=== Begin Enclosure ===
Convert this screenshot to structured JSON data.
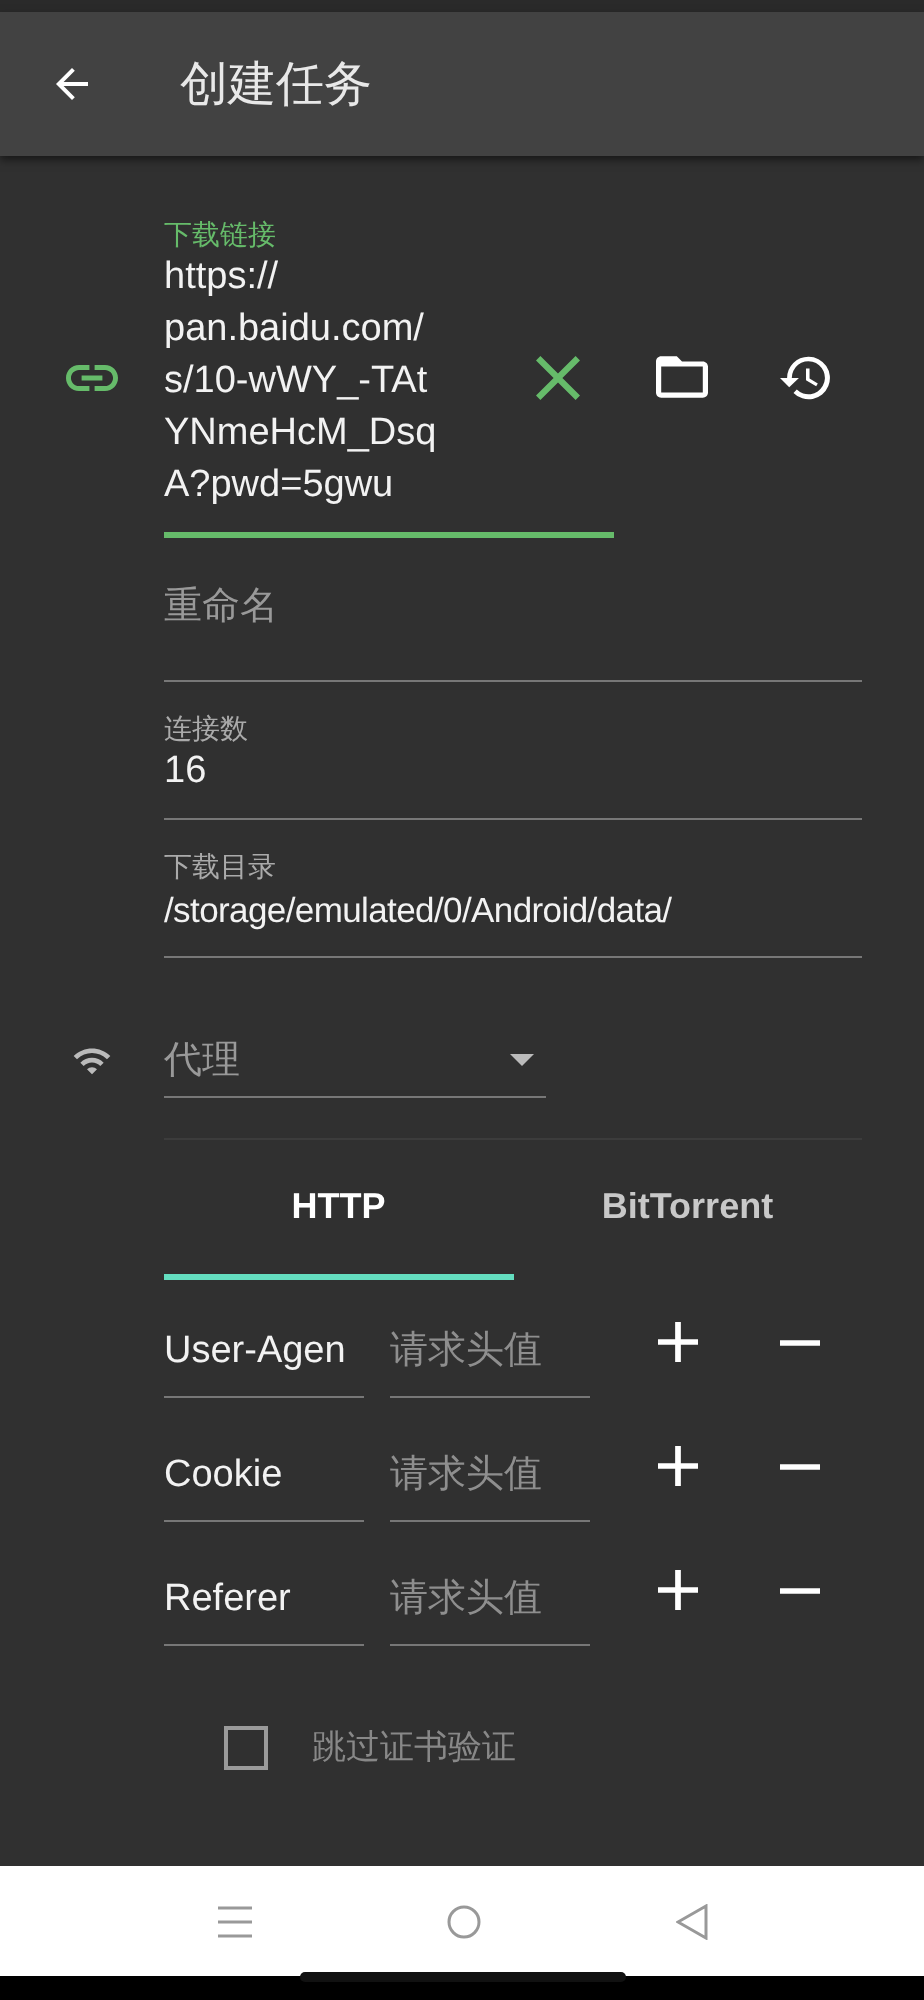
{
  "app_bar": {
    "title": "创建任务"
  },
  "link_field": {
    "label": "下载链接",
    "value": "https://\npan.baidu.com/\ns/10-wWY_-TAt\nYNmeHcM_Dsq\nA?pwd=5gwu",
    "focused": true
  },
  "rename_field": {
    "placeholder": "重命名"
  },
  "connections_field": {
    "label": "连接数",
    "value": "16"
  },
  "directory_field": {
    "label": "下载目录",
    "value": "/storage/emulated/0/Android/data/"
  },
  "proxy_dropdown": {
    "placeholder": "代理"
  },
  "tabs": [
    {
      "label": "HTTP",
      "selected": true
    },
    {
      "label": "BitTorrent",
      "selected": false
    }
  ],
  "headers": [
    {
      "name": "User-Agen",
      "placeholder": "请求头值"
    },
    {
      "name": "Cookie",
      "placeholder": "请求头值"
    },
    {
      "name": "Referer",
      "placeholder": "请求头值"
    }
  ],
  "skip_cert_check": {
    "label": "跳过证书验证",
    "checked": false
  }
}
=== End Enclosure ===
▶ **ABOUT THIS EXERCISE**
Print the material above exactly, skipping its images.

▶ **THE COMPLETED TASK**
Convert this screenshot to structured JSON data.
{
  "app_bar": {
    "title": "创建任务"
  },
  "link_field": {
    "label": "下载链接",
    "value": "https://\npan.baidu.com/\ns/10-wWY_-TAt\nYNmeHcM_Dsq\nA?pwd=5gwu",
    "focused": true
  },
  "rename_field": {
    "placeholder": "重命名"
  },
  "connections_field": {
    "label": "连接数",
    "value": "16"
  },
  "directory_field": {
    "label": "下载目录",
    "value": "/storage/emulated/0/Android/data/"
  },
  "proxy_dropdown": {
    "placeholder": "代理"
  },
  "tabs": [
    {
      "label": "HTTP",
      "selected": true
    },
    {
      "label": "BitTorrent",
      "selected": false
    }
  ],
  "headers": [
    {
      "name": "User-Agen",
      "placeholder": "请求头值"
    },
    {
      "name": "Cookie",
      "placeholder": "请求头值"
    },
    {
      "name": "Referer",
      "placeholder": "请求头值"
    }
  ],
  "skip_cert_check": {
    "label": "跳过证书验证",
    "checked": false
  }
}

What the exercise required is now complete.